» What needs to be done:
Your reply should reproduce each line below exactly and carry none of the pictures.

Items from a data source
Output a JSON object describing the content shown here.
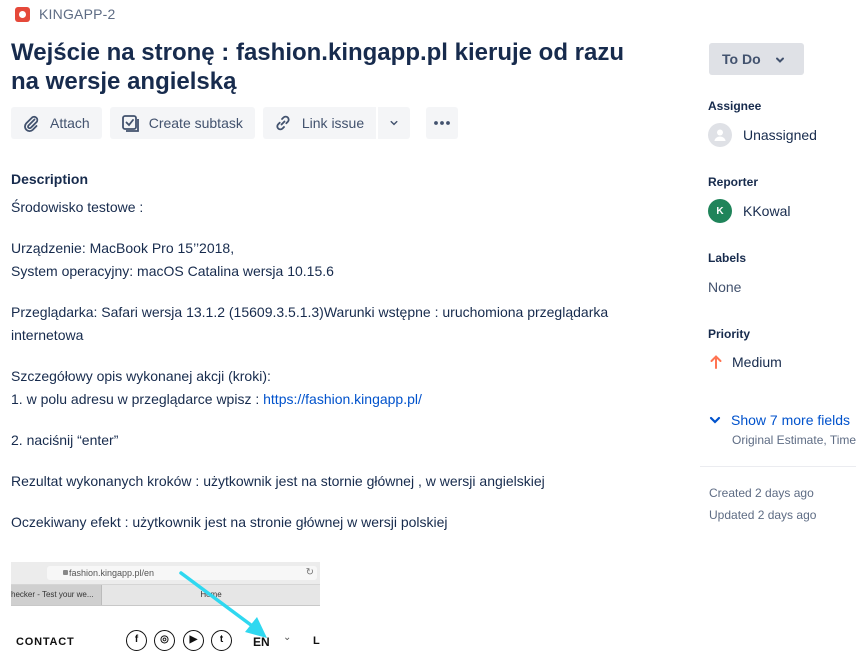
{
  "breadcrumb": {
    "issue_key": "KINGAPP-2",
    "icon": "bug-icon"
  },
  "issue": {
    "title": "Wejście na stronę : fashion.kingapp.pl kieruje od razu na wersje angielską"
  },
  "toolbar": {
    "attach_label": "Attach",
    "create_subtask_label": "Create subtask",
    "link_issue_label": "Link issue"
  },
  "description": {
    "heading": "Description",
    "line_env": "Środowisko testowe :",
    "line_device": "Urządzenie: MacBook Pro 15’’2018,",
    "line_os": "System operacyjny: macOS Catalina wersja 10.15.6",
    "line_browser": "Przeglądarka: Safari wersja 13.1.2 (15609.3.5.1.3)Warunki wstępne : uruchomiona przeglądarka internetowa",
    "line_steps_title": "Szczegółowy opis wykonanej akcji (kroki):",
    "line_step1_prefix": "1. w polu adresu w przeglądarce wpisz : ",
    "line_step1_link": "https://fashion.kingapp.pl/",
    "line_step2": "2. naciśnij “enter”",
    "line_result": "Rezultat wykonanych kroków : użytkownik jest na stornie głównej , w wersji angielskiej",
    "line_expected": "Oczekiwany efekt : użytkownik jest na stronie głównej w wersji polskiej"
  },
  "attachment": {
    "url_text": "fashion.kingapp.pl/en",
    "tab1_text": "hecker - Test your we...",
    "tab2_text": "Home",
    "contact_text": "CONTACT",
    "lang_text": "EN",
    "trailing_char": "L",
    "arrow_color": "#2fd8f0"
  },
  "sidebar": {
    "status_label": "To Do",
    "assignee_label": "Assignee",
    "assignee_value": "Unassigned",
    "reporter_label": "Reporter",
    "reporter_value": "KKowal",
    "reporter_initial": "K",
    "labels_label": "Labels",
    "labels_value": "None",
    "priority_label": "Priority",
    "priority_value": "Medium",
    "priority_color": "#ff7452",
    "show_more_label": "Show 7 more fields",
    "show_more_sub": "Original Estimate, Time tracking",
    "created": "Created 2 days ago",
    "updated": "Updated 2 days ago"
  }
}
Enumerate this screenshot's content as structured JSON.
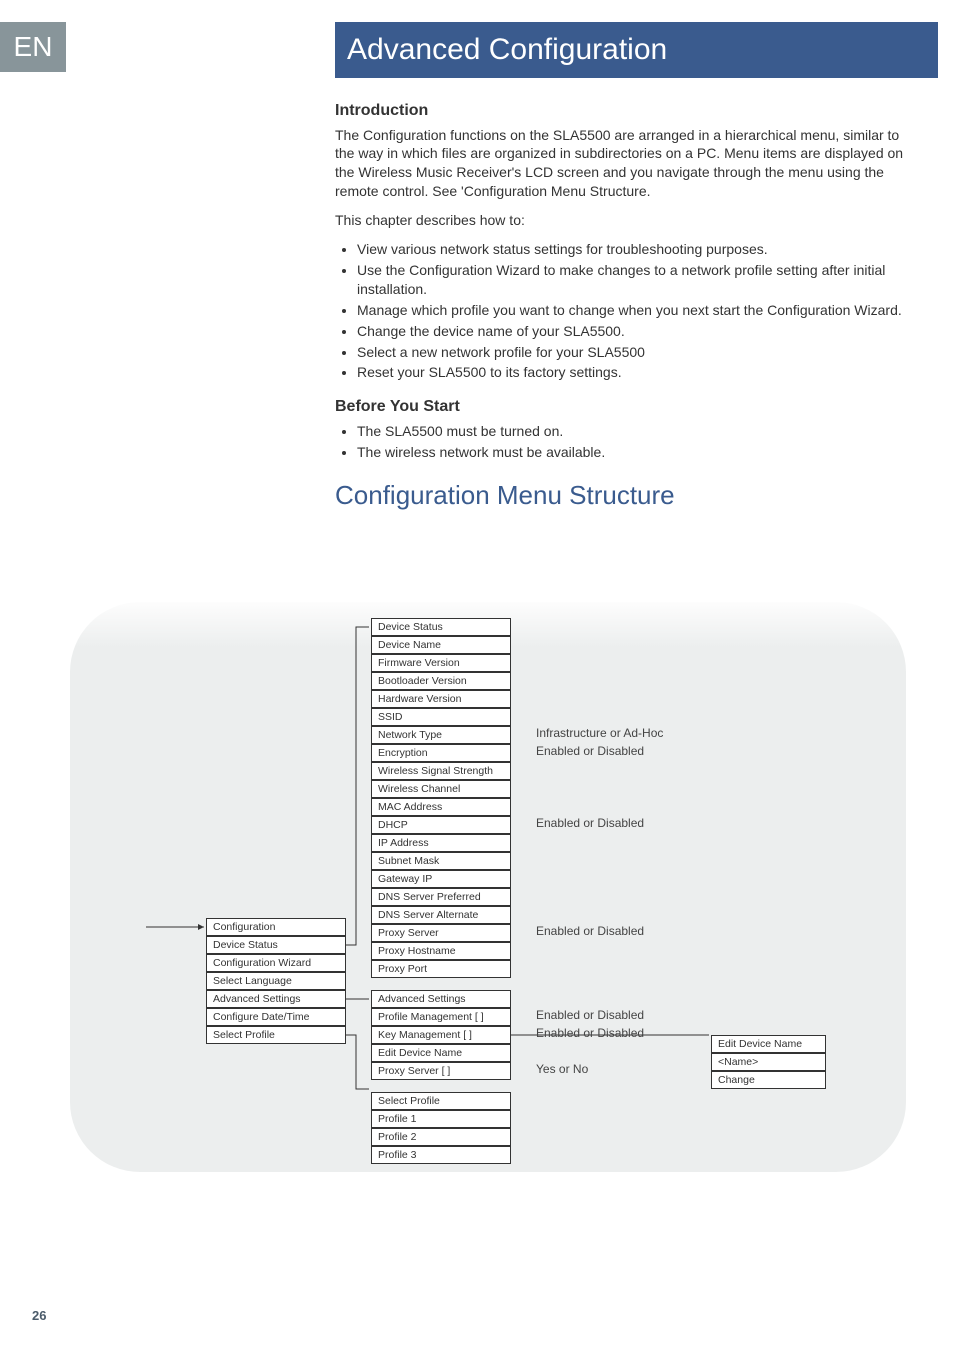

» Written solution:
Output a JSON object describing the content shown here.
{
  "breadcrumb": {
    "issue_key": "KINGAPP-2",
    "icon": "bug-icon"
  },
  "issue": {
    "title": "Wejście na stronę : fashion.kingapp.pl kieruje od razu na wersje angielską"
  },
  "toolbar": {
    "attach_label": "Attach",
    "create_subtask_label": "Create subtask",
    "link_issue_label": "Link issue"
  },
  "description": {
    "heading": "Description",
    "line_env": "Środowisko testowe :",
    "line_device": "Urządzenie: MacBook Pro 15’’2018,",
    "line_os": "System operacyjny: macOS Catalina wersja 10.15.6",
    "line_browser": "Przeglądarka: Safari wersja 13.1.2 (15609.3.5.1.3)Warunki wstępne : uruchomiona przeglądarka internetowa",
    "line_steps_title": "Szczegółowy opis wykonanej akcji (kroki):",
    "line_step1_prefix": "1. w polu adresu w przeglądarce wpisz : ",
    "line_step1_link": "https://fashion.kingapp.pl/",
    "line_step2": "2. naciśnij “enter”",
    "line_result": "Rezultat wykonanych kroków : użytkownik jest na stornie głównej , w wersji angielskiej",
    "line_expected": "Oczekiwany efekt : użytkownik jest na stronie głównej w wersji polskiej"
  },
  "attachment": {
    "url_text": "fashion.kingapp.pl/en",
    "tab1_text": "hecker - Test your we...",
    "tab2_text": "Home",
    "contact_text": "CONTACT",
    "lang_text": "EN",
    "trailing_char": "L",
    "arrow_color": "#2fd8f0"
  },
  "sidebar": {
    "status_label": "To Do",
    "assignee_label": "Assignee",
    "assignee_value": "Unassigned",
    "reporter_label": "Reporter",
    "reporter_value": "KKowal",
    "reporter_initial": "K",
    "labels_label": "Labels",
    "labels_value": "None",
    "priority_label": "Priority",
    "priority_value": "Medium",
    "priority_color": "#ff7452",
    "show_more_label": "Show 7 more fields",
    "show_more_sub": "Original Estimate, Time tracking",
    "created": "Created 2 days ago",
    "updated": "Updated 2 days ago"
  }
}
Enumerate this screenshot's content as structured JSON.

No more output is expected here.